This is, after all, the town where Earl Weaver became a legend in no small part because of his penchant for theatrically antagonizing umpires and getting thrown out of nearly 100 regular and postseason games during his major league managerial career.
Brandon Hyde, who got tossed for the first time as Orioles manager on Patriots Day in Boston, doesn’t seem like the dirt-kicking, base-throwing type. He was ejected for arguing the decision of the New York replay crew after challenging a potentially illegal slide by Red Sox third baseman Rafael Devers that could have injured O’s second baseman Jonathan Villar.
That ejection is automatic under the rules governing the replay system, which is meant to reduce the number of on-field arguments. Hyde knew that and said after the game that he was just trying to make a point about the confusing nature of the relatively new slide rule that is intended to protect infielders from injury.
It appeared that he was going to get his second ejection on Wednesday night at Tropicana Field when umpire CB Bucknor took offense to the chatter coming out of the Orioles dugout after a series of questionable ball-strike calls, but that turned out to be a misunderstanding. Bucknor missed that call, too, and – upon further review -- his hook was re-applied to bench coach Tim Cossins, who rushed onto the field and took credit for an outburst for which he may or may not have been responsible.
The other O’s ejection came earlier in the Red Sox series when pitching coach Doug Brocail got under the skin of umpire Stu Scheurwater while disputing some check-swing calls.
So, it wasn’t three ejections in three weeks. It was three ejections in the space of four games for a new coaching staff that probably doesn’t want to get a reputation around the league as a group of serial umpire baiters.
Hyde said Friday that he’s not worried about that. The debate with umpires Mark Wegner and Jim Reynolds was not personal. He made it clear that his beef was with the slide rule and the interpretation of it from New York. He came onto the field Wednesday to argue with Bucknor, but their encounter wasn’t exactly the Thrilla in Manila either.

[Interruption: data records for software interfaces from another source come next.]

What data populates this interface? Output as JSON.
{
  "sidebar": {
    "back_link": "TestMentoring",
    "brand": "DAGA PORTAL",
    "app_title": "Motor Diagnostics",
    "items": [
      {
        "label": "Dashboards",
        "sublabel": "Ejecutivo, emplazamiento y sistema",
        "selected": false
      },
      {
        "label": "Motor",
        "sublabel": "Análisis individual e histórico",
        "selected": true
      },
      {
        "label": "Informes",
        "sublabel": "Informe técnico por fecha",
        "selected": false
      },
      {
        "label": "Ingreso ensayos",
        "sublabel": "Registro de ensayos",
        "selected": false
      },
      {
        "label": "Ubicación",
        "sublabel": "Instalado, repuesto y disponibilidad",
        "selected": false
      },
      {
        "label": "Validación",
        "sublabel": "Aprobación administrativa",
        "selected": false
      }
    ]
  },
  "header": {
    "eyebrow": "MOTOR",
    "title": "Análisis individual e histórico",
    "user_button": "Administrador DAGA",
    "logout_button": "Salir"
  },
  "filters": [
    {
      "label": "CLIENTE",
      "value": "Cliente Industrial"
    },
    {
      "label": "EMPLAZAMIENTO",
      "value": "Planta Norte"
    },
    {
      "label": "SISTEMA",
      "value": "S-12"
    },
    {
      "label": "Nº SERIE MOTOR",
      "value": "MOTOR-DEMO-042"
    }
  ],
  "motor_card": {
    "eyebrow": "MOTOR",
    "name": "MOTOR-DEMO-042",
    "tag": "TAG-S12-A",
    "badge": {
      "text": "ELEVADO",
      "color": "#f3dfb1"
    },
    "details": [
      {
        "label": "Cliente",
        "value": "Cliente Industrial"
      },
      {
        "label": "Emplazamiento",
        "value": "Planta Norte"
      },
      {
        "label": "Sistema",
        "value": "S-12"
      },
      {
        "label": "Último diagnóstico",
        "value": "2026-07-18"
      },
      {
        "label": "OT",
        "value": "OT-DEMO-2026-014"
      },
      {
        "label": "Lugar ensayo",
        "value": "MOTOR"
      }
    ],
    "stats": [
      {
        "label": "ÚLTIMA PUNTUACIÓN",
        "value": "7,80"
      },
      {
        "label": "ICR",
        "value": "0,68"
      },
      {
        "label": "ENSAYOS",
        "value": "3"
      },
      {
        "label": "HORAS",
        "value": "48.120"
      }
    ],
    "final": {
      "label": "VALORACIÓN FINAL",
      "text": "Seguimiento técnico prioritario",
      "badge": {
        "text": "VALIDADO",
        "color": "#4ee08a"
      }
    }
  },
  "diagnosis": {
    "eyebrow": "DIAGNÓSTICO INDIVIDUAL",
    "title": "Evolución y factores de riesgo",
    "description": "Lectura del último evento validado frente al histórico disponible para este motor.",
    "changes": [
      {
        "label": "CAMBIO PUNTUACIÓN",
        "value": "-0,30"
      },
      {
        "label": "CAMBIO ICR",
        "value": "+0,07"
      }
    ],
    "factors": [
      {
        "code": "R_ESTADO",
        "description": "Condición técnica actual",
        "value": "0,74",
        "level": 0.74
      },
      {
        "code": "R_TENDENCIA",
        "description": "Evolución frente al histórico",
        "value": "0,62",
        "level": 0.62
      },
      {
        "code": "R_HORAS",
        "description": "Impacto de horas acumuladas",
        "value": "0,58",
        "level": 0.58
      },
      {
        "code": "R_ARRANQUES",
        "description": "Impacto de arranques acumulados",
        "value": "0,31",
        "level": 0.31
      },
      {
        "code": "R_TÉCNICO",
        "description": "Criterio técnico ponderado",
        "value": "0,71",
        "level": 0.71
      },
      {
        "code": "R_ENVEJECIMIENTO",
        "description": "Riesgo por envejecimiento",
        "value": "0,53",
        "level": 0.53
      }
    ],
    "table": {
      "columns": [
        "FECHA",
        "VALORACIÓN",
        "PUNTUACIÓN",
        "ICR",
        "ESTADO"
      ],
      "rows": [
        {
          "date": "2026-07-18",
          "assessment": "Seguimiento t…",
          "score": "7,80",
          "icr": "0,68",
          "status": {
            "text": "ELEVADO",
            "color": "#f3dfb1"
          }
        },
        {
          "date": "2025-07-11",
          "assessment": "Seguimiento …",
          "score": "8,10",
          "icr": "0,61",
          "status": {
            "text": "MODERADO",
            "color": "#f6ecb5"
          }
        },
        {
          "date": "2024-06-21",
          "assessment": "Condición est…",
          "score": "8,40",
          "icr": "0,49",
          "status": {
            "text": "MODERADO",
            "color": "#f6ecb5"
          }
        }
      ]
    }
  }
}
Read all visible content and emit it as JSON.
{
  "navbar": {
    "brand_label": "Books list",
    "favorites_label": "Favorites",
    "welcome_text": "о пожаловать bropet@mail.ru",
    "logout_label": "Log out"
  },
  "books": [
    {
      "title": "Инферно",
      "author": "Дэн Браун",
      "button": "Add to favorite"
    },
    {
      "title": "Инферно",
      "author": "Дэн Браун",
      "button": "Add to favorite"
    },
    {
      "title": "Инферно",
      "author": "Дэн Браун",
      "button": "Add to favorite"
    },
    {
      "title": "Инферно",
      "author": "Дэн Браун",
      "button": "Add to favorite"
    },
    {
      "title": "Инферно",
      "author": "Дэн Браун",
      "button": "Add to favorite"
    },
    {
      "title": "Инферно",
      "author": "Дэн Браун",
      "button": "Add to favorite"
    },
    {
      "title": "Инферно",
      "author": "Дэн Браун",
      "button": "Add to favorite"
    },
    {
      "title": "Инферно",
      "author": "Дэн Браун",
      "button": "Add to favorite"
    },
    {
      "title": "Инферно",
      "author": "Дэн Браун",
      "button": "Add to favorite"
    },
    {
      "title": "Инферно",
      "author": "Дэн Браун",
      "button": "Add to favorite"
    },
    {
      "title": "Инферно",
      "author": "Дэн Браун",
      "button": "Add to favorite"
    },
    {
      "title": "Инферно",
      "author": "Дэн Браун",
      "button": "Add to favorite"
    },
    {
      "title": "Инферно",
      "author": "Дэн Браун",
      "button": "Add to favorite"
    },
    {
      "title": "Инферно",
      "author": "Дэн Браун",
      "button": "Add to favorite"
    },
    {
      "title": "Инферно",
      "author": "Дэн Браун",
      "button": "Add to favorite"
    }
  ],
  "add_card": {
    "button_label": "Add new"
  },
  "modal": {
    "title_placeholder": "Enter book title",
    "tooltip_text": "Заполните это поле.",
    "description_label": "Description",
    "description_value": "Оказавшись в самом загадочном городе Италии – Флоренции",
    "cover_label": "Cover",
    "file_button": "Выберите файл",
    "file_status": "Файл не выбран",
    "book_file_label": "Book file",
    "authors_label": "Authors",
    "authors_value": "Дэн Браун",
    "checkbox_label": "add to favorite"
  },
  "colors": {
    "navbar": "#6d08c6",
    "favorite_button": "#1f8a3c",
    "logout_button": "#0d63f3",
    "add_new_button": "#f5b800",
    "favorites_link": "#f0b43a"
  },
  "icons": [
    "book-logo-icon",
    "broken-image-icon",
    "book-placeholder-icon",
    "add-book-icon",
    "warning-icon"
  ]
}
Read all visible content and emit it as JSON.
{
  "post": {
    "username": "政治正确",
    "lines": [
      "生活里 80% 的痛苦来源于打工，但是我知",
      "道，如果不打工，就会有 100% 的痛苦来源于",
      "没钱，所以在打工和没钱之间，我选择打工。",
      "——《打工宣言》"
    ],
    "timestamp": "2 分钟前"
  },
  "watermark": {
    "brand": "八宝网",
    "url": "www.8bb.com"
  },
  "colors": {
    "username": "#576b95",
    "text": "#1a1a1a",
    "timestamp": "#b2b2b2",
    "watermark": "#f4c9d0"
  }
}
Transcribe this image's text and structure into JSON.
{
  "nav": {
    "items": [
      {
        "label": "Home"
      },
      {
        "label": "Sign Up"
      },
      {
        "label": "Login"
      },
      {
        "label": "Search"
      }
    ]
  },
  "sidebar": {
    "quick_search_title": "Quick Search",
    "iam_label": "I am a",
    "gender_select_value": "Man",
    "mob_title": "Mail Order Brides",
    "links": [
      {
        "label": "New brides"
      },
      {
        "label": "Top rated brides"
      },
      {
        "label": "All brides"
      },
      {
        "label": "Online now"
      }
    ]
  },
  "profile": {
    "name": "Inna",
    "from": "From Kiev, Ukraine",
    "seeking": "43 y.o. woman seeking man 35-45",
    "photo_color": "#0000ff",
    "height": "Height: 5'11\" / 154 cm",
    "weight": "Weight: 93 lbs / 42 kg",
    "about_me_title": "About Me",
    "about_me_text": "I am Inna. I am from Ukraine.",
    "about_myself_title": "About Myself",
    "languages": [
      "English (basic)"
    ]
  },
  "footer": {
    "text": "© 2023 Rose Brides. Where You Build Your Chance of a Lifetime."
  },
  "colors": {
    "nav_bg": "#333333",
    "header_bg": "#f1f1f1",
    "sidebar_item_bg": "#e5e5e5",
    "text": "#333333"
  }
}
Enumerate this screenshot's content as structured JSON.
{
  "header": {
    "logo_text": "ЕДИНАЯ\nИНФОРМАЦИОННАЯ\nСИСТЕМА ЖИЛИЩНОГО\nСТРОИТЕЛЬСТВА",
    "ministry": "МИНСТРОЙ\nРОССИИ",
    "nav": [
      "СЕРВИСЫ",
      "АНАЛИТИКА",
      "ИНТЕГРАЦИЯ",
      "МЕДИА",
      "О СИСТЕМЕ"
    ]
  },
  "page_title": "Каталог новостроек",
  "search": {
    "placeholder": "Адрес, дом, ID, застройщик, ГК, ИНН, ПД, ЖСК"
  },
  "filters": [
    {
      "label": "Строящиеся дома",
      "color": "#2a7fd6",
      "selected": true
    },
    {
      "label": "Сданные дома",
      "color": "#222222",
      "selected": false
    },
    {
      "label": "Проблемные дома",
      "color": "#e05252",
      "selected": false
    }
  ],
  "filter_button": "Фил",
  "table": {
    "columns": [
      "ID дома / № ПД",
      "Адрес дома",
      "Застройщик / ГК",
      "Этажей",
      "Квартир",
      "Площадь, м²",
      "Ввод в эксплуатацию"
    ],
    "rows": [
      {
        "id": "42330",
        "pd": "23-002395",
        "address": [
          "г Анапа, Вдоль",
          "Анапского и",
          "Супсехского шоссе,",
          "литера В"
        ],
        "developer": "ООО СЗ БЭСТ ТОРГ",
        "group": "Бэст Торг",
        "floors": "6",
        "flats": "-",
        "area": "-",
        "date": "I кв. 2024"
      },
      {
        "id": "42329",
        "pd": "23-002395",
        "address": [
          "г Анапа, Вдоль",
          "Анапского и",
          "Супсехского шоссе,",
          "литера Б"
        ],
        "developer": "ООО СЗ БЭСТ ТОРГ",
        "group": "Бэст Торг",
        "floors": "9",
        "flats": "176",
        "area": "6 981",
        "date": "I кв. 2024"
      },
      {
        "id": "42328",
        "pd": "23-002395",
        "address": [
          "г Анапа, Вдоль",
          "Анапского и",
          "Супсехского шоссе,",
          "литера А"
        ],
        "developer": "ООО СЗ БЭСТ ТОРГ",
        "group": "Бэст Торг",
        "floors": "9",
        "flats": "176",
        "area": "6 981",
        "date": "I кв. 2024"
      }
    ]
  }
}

“I don’t want to get on the wrong side of the umpires, obviously,’’ Hyde said, “but I am going to stand up for my players.”
Tampa Bay Rays left-hander Blake Snell won the American League Cy Young Award in 2018, posting a 1.06 ERA in his 10 starts with Jesús Sucre behind the plate. Now, Sucre is the Orioles' starting catcher and trying to have the same impact on Baltimore's young staff that he did on Snell.
It’s not like he’s meeting all of the umpires for the first time. Hyde was on the field as a base coach and in the dugout as a bench coach during his time working under Cubs manager Joe Maddon in Chicago, so he’s familiar with most of the crews and had only one major league ejection prior to Monday’s matinee at Fenway Park.
The Orioles have allowed a league-high 46 home runs in 20 games. With 11 games remaining in April, including two Saturday in a doubleheader with the Minnesota Twins following Friday’s rainout, the Orioles are only four shy of the 1996 Detroit Tigers’ record of 50 home runs allowed before May 1.
There is a time and place for everything, of course, so Monday’s game won’t be the last one Hyde spends cooling his heels in his office after battling some perceived officiating injustice. It certainly won’t be easy for the fiery Brocail to stay silent when one of the young pitchers he’s trying to develop gets squeezed too hard, but he’s more valuable in the dugout than watching the rest of the game on a clubhouse television.
The important thing to understand for everyone working to rebuild the Orioles’ brand is that there’s no reason to create animosity that might come back to haunt the team down the road when the games may have more global significance.